Alex Stone has worked as a heavy equipment operator at the Sheerness coal mine south of Hanna for a decade.
His brother also works there. So does his father.
As the province moves to phase out coal-fired power generation by 2030, workers like Stone face a precarious employment future.
Almost 2,000 people work today at coal generating stations and associated mines across Alberta, in communities such as Hanna, Wabamun and Forestburg.
Within 13 years, the provincial government expects more than half of those workers — 1,100 to 1,200 people — will be laid off, meaning there’s a chance the 29-year-old Stone will lose his job.
Born and raised in Hanna, Stone’s family, friends and girlfriend live in the town of 2,600 people in east-central Alberta, where he also has a house.
“You don’t want to leave, but it kind of forces a guy to think about the possibility that you have to leave. I’ve got ties here,” he said.
“Getting a job here in a small community, you’re a hometown kid, you would like to stay.”
The loss of jobs in the sector — along with the fallout for Alberta communities powered by coal — has become one of the biggest tests facing the Notley government since it unveiled its climate change plan in 2015.
For almost two years, affected workers and civic leaders have been waiting for a master plan to deal with the upheaval as the province phases out coal-fired electricity to curb greenhouse gas emissions and reduce its impact on Albertans’ health.
The province released its strategy Friday after receiving 35 recommendations from an advisory panel it set up to examine the issue.
Economic Development Minister Deron Bilous and Labour Minister Christina Gray unveiled a $40-million assistance program — financed with money from the new carbon tax — to assist workers.

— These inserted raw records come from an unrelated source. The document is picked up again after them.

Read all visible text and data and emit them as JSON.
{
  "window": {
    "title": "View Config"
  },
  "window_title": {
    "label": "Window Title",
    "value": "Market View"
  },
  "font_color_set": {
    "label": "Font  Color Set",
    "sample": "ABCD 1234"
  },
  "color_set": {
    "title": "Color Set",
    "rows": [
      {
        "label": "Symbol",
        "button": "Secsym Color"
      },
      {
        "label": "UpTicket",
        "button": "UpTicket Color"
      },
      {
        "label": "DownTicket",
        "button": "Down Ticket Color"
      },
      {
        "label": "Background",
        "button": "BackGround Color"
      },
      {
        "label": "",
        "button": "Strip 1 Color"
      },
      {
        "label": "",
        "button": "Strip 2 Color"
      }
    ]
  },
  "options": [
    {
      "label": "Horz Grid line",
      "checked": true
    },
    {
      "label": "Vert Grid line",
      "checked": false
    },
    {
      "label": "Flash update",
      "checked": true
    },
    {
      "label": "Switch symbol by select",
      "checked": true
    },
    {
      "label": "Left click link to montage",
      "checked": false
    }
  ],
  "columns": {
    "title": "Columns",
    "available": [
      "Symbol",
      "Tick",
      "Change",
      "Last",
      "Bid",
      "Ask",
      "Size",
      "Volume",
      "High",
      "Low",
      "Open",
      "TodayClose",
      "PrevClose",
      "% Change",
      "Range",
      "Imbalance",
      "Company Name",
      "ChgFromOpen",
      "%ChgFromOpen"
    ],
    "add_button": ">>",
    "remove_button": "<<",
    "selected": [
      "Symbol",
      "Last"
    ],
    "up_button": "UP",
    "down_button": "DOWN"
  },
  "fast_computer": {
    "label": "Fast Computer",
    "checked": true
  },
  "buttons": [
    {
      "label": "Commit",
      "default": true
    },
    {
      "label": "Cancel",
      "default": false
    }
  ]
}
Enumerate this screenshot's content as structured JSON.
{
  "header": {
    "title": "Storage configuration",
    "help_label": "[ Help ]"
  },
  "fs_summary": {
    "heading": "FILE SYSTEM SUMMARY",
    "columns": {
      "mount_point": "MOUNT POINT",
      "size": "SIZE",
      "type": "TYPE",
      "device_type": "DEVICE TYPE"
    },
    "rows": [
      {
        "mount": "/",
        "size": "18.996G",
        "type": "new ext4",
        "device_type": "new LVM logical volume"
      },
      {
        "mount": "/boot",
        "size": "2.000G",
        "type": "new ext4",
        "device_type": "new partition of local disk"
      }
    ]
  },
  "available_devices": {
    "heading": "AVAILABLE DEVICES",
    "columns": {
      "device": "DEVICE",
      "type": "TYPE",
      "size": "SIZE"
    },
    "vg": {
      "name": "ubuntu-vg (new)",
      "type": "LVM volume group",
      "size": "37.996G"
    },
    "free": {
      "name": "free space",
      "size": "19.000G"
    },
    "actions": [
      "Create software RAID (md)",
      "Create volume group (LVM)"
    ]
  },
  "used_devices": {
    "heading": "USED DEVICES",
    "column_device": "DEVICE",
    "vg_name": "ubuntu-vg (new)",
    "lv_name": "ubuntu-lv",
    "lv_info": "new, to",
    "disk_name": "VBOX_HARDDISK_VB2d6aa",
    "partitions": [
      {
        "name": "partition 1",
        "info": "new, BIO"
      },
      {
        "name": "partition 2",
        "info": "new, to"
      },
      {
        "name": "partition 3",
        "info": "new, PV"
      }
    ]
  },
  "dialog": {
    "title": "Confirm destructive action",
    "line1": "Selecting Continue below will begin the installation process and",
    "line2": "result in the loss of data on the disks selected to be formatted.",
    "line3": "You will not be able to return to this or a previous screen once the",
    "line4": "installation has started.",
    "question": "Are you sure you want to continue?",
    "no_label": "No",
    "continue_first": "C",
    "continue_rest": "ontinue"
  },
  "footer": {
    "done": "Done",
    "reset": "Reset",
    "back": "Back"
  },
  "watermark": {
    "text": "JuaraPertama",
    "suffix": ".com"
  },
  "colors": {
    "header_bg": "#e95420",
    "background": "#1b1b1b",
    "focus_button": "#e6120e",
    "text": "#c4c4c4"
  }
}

It wants to bolster Employment Insurance …read more
Source:: Calgary Herald